After just over a month, Aleesha went home in November 2019. They knew she wouldn’t be able to be at home for Christmas so they had a party with friends and family and put on a full Christmas dinner a month early.
The next time they went in, just before Christmas, their Young Lives vs Cancer social worker, Clare, helped them to get a room in Jean’s House a nearby Home from Home so family could stay nearby while Aleesha was having treatment.
Aleesha’s second round of treatment started in December, and lasted for six weeks. This meant she was in hospital for Christmas. Aleesha’s sisters and her Mum’s partner, Steve, would stay in Jean’s House at weekends so they could be with Aleesha as much as possible.
“On Christmas Eve the staff made the ward really lovely. We had a nice evening in Jean’s House and got ready for the next day – went back on the ward and the doctor said you can spend the day in Jean’s House! We had taken all the presents over in the night, and had to take them all back!
“We spent the day at Jean’s House, Aleesha loved helping in the kitchen, we opened all the presents under the tree. A day that wasn’t going to be very nice in a hospital room became so special.”
By mid-January Aleesha was still in hospital as her blood counts hadn’t returned back to normal. She started developing a cough, which she needed oxygen for. She had an infection on her lungs. One night she had blood clots in her nose and wasn’t breathing properly so was rushed to the PICU and put to sleep for 24 hours.
“We went off to Jean’s House, I sat in the kitchen, being there with Lorraine (Home from Home Manager) was so lovely, she didn’t say ‘it was going to be alright’ or anything, she was so wonderful, made me tea, made me distracted.
“She was in PICU for a week. I wasn’t allowed to stay the night, so I would go over in the night, going over just to take Aleesha to the loo as she didn’t want her nurse to take her. Lorraine said, I can help you with your washing. I had to keep washing her duvet as Aleesha quite rightly wanted her own things.”
On March 5 Aleesha was transferred to Bristol Children’s Hospital to start pre-transplant chemotherapy and immunotherapy and then on 13 March Aleesha had her bone marrow transplant.
Just as Aleesha had her transplant, the national lockdown came into effect.

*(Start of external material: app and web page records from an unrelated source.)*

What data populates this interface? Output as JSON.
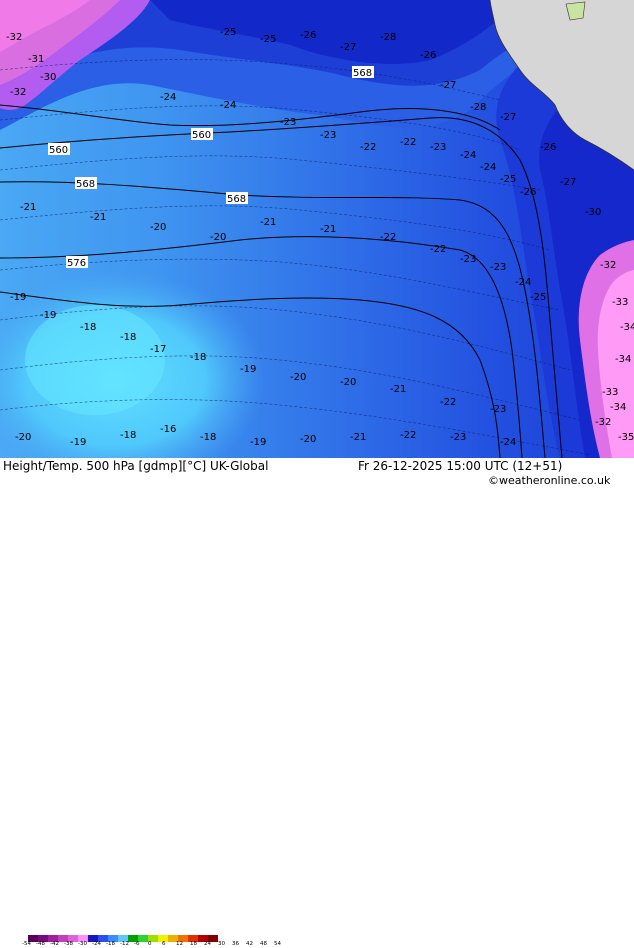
{
  "footer": {
    "title": "Height/Temp. 500 hPa [gdmp][°C] UK-Global",
    "datetime": "Fr 26-12-2025 15:00 UTC (12+51)",
    "credit": "©weatheronline.co.uk"
  },
  "colorbar": {
    "labels": [
      "-54",
      "-48",
      "-42",
      "-38",
      "-30",
      "-24",
      "-18",
      "-12",
      "-6",
      "0",
      "6",
      "12",
      "18",
      "24",
      "30",
      "36",
      "42",
      "48",
      "54"
    ],
    "colors": [
      "#5a005a",
      "#7a0a7a",
      "#a020a0",
      "#c040c0",
      "#e060e0",
      "#ff90ff",
      "#1818c0",
      "#2850f0",
      "#3c8cff",
      "#60c8ff",
      "#00a000",
      "#30d030",
      "#a0e000",
      "#f0f000",
      "#f0b000",
      "#f07000",
      "#e03000",
      "#b00000",
      "#800000"
    ]
  },
  "map": {
    "height_labels": [
      "560",
      "560",
      "568",
      "568",
      "576",
      "568"
    ],
    "temps_far_west": [
      "-32",
      "-31",
      "-32",
      "-30"
    ],
    "temps_north": [
      "-25",
      "-25",
      "-26",
      "-27",
      "-28",
      "-26",
      "-27",
      "-28",
      "-27"
    ],
    "temps_mid": [
      "-24",
      "-24",
      "-23",
      "-23",
      "-22",
      "-22",
      "-23",
      "-24",
      "-24",
      "-25",
      "-26"
    ],
    "temps_center": [
      "-21",
      "-21",
      "-20",
      "-20",
      "-21",
      "-21",
      "-22",
      "-22",
      "-23",
      "-23",
      "-24",
      "-25"
    ],
    "temps_sw": [
      "-19",
      "-19",
      "-18",
      "-18",
      "-17",
      "-18",
      "-19",
      "-20",
      "-20",
      "-21",
      "-22",
      "-23"
    ],
    "temps_south": [
      "-20",
      "-19",
      "-18",
      "-16",
      "-18",
      "-19",
      "-20",
      "-21",
      "-22",
      "-23",
      "-24"
    ],
    "temps_east": [
      "-26",
      "-27",
      "-30",
      "-32",
      "-33",
      "-34",
      "-34",
      "-33",
      "-32",
      "-34",
      "-35"
    ]
  }
}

“On the Bristol ward in the parents kitchen there was only a microwave. You could only swap with another parent, Steve was at home with the other two, and the difference with not having a CLIC House was immense.
“Aleesha and I have such an amazing relationship but it was really hard, being in a tiny room 24 hours a day. Bristol is over 2 hours away from Weymouth, I would have to drive home in the evening once she was asleep, Steve would go early in the am, so I could do all of our washing and cook, it was such a difficult time.”
Soon, Aleesha’s blood counts had recovered and she was doing well but the doctors wanted to keep her closeby. Sam’s House was still closed but CLIC House, another Home from Home nearby, agreed to open just for them.
“Just for Aleesha being able to sit in the garden was wonderful to see her face!”
Aleesha soon went home to be with her sisters and family. While she has had a few scares and admissions since, she is healthy and doing well. Aleesha, however, has been struggling with the emotional impact of what she has been through – she started having panic attacks.
“It’s hit her now what she has been through. She loves schools but she spent 2 years away from everyone her age, she is struggling with it.”
Now, after treatment and shielding, Aleesha and her family are looking forward to slowly getting back to seeing friends, family and going back to school. Mum Emma says the support of the Homes from Home meant so much to them.
“The home has everything you could ever wish for and more and it really does feel like a home away from home.
“Without the support of Young Lives vs Cancer I honestly do not know where we would be now and without Lorraine I think I would have fallen apart. Jeans house and the staff there will always have a truly special place in our hearts.”